### About this task
Nothing should differ between your answer and the records.

### Exercise material
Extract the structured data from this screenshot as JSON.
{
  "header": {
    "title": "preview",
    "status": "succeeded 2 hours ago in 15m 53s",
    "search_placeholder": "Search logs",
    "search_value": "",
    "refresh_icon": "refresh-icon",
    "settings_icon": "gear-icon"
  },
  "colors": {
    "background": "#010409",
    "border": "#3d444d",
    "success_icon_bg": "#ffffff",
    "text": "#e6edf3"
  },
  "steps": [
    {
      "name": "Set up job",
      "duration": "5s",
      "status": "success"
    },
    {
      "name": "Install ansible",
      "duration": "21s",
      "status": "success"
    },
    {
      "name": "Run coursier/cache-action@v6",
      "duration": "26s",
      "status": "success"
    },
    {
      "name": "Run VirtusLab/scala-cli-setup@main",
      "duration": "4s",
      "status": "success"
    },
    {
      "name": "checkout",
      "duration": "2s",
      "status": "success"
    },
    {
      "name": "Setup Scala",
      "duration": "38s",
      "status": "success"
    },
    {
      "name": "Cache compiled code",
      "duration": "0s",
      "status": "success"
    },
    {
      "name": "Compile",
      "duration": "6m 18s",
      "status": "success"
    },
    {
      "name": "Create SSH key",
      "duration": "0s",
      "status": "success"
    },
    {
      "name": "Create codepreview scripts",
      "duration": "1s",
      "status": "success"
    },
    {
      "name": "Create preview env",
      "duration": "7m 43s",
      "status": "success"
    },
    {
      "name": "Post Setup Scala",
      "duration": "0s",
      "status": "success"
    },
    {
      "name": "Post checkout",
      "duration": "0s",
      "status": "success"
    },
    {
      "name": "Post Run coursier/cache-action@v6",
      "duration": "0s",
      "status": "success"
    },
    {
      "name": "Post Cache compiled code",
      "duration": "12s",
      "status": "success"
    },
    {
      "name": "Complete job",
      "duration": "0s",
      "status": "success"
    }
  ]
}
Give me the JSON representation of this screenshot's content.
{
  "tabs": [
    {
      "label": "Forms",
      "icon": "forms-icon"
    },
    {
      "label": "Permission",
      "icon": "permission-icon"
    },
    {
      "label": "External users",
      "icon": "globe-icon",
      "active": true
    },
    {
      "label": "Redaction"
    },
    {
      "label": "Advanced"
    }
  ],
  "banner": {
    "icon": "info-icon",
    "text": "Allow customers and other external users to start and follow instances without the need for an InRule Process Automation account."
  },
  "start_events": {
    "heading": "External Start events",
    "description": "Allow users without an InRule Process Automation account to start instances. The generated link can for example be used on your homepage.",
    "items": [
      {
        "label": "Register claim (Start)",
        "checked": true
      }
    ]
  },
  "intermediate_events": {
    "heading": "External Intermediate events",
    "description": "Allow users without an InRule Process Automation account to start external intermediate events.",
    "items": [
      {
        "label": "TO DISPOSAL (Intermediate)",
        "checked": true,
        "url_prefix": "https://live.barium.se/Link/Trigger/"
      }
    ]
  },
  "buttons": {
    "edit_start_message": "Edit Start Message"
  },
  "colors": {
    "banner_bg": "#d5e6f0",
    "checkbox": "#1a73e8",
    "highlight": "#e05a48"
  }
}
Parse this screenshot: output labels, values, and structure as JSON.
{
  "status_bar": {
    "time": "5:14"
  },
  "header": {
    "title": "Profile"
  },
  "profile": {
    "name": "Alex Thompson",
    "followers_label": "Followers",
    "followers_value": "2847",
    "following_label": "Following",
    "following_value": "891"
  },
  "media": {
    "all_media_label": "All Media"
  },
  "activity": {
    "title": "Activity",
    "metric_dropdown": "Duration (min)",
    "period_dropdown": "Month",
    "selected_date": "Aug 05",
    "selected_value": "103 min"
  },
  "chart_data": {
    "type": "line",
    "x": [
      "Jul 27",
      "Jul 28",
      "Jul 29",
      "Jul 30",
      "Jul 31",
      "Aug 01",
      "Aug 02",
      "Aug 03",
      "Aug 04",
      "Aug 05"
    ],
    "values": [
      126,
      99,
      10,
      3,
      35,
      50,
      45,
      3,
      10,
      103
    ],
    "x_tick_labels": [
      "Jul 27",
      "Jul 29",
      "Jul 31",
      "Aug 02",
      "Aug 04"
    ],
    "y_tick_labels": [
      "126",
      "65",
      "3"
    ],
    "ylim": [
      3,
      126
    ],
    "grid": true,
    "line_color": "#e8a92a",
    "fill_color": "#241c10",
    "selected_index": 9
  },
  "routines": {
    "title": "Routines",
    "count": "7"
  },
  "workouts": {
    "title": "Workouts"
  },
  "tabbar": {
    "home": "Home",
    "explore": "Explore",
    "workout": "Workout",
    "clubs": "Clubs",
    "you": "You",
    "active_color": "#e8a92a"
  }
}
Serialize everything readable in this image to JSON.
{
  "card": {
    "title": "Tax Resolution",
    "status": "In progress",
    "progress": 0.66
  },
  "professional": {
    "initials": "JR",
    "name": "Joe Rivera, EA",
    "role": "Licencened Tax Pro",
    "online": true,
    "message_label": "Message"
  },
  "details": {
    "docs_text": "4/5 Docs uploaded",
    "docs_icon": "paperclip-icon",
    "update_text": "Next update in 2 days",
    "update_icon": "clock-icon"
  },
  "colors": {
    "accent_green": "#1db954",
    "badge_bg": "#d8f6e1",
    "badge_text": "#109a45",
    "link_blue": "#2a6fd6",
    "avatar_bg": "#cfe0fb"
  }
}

### Exercise answer
Extract the structured data from this screenshot as JSON.
{
  "header": {
    "title": "preview",
    "status": "succeeded 2 hours ago in 15m 53s",
    "search_placeholder": "Search logs",
    "search_value": "",
    "refresh_icon": "refresh-icon",
    "settings_icon": "gear-icon"
  },
  "colors": {
    "background": "#010409",
    "border": "#3d444d",
    "success_icon_bg": "#ffffff",
    "text": "#e6edf3"
  },
  "steps": [
    {
      "name": "Set up job",
      "duration": "5s",
      "status": "success"
    },
    {
      "name": "Install ansible",
      "duration": "21s",
      "status": "success"
    },
    {
      "name": "Run coursier/cache-action@v6",
      "duration": "26s",
      "status": "success"
    },
    {
      "name": "Run VirtusLab/scala-cli-setup@main",
      "duration": "4s",
      "status": "success"
    },
    {
      "name": "checkout",
      "duration": "2s",
      "status": "success"
    },
    {
      "name": "Setup Scala",
      "duration": "38s",
      "status": "success"
    },
    {
      "name": "Cache compiled code",
      "duration": "0s",
      "status": "success"
    },
    {
      "name": "Compile",
      "duration": "6m 18s",
      "status": "success"
    },
    {
      "name": "Create SSH key",
      "duration": "0s",
      "status": "success"
    },
    {
      "name": "Create codepreview scripts",
      "duration": "1s",
      "status": "success"
    },
    {
      "name": "Create preview env",
      "duration": "7m 43s",
      "status": "success"
    },
    {
      "name": "Post Setup Scala",
      "duration": "0s",
      "status": "success"
    },
    {
      "name": "Post checkout",
      "duration": "0s",
      "status": "success"
    },
    {
      "name": "Post Run coursier/cache-action@v6",
      "duration": "0s",
      "status": "success"
    },
    {
      "name": "Post Cache compiled code",
      "duration": "12s",
      "status": "success"
    },
    {
      "name": "Complete job",
      "duration": "0s",
      "status": "success"
    }
  ]
}
Give me the JSON representation of this screenshot's content.
{
  "tabs": [
    {
      "label": "Forms",
      "icon": "forms-icon"
    },
    {
      "label": "Permission",
      "icon": "permission-icon"
    },
    {
      "label": "External users",
      "icon": "globe-icon",
      "active": true
    },
    {
      "label": "Redaction"
    },
    {
      "label": "Advanced"
    }
  ],
  "banner": {
    "icon": "info-icon",
    "text": "Allow customers and other external users to start and follow instances without the need for an InRule Process Automation account."
  },
  "start_events": {
    "heading": "External Start events",
    "description": "Allow users without an InRule Process Automation account to start instances. The generated link can for example be used on your homepage.",
    "items": [
      {
        "label": "Register claim (Start)",
        "checked": true
      }
    ]
  },
  "intermediate_events": {
    "heading": "External Intermediate events",
    "description": "Allow users without an InRule Process Automation account to start external intermediate events.",
    "items": [
      {
        "label": "TO DISPOSAL (Intermediate)",
        "checked": true,
        "url_prefix": "https://live.barium.se/Link/Trigger/"
      }
    ]
  },
  "buttons": {
    "edit_start_message": "Edit Start Message"
  },
  "colors": {
    "banner_bg": "#d5e6f0",
    "checkbox": "#1a73e8",
    "highlight": "#e05a48"
  }
}
Parse this screenshot: output labels, values, and structure as JSON.
{
  "status_bar": {
    "time": "5:14"
  },
  "header": {
    "title": "Profile"
  },
  "profile": {
    "name": "Alex Thompson",
    "followers_label": "Followers",
    "followers_value": "2847",
    "following_label": "Following",
    "following_value": "891"
  },
  "media": {
    "all_media_label": "All Media"
  },
  "activity": {
    "title": "Activity",
    "metric_dropdown": "Duration (min)",
    "period_dropdown": "Month",
    "selected_date": "Aug 05",
    "selected_value": "103 min"
  },
  "chart_data": {
    "type": "line",
    "x": [
      "Jul 27",
      "Jul 28",
      "Jul 29",
      "Jul 30",
      "Jul 31",
      "Aug 01",
      "Aug 02",
      "Aug 03",
      "Aug 04",
      "Aug 05"
    ],
    "values": [
      126,
      99,
      10,
      3,
      35,
      50,
      45,
      3,
      10,
      103
    ],
    "x_tick_labels": [
      "Jul 27",
      "Jul 29",
      "Jul 31",
      "Aug 02",
      "Aug 04"
    ],
    "y_tick_labels": [
      "126",
      "65",
      "3"
    ],
    "ylim": [
      3,
      126
    ],
    "grid": true,
    "line_color": "#e8a92a",
    "fill_color": "#241c10",
    "selected_index": 9
  },
  "routines": {
    "title": "Routines",
    "count": "7"
  },
  "workouts": {
    "title": "Workouts"
  },
  "tabbar": {
    "home": "Home",
    "explore": "Explore",
    "workout": "Workout",
    "clubs": "Clubs",
    "you": "You",
    "active_color": "#e8a92a"
  }
}
Serialize everything readable in this image to JSON.
{
  "card": {
    "title": "Tax Resolution",
    "status": "In progress",
    "progress": 0.66
  },
  "professional": {
    "initials": "JR",
    "name": "Joe Rivera, EA",
    "role": "Licencened Tax Pro",
    "online": true,
    "message_label": "Message"
  },
  "details": {
    "docs_text": "4/5 Docs uploaded",
    "docs_icon": "paperclip-icon",
    "update_text": "Next update in 2 days",
    "update_icon": "clock-icon"
  },
  "colors": {
    "accent_green": "#1db954",
    "badge_bg": "#d8f6e1",
    "badge_text": "#109a45",
    "link_blue": "#2a6fd6",
    "avatar_bg": "#cfe0fb"
  }
}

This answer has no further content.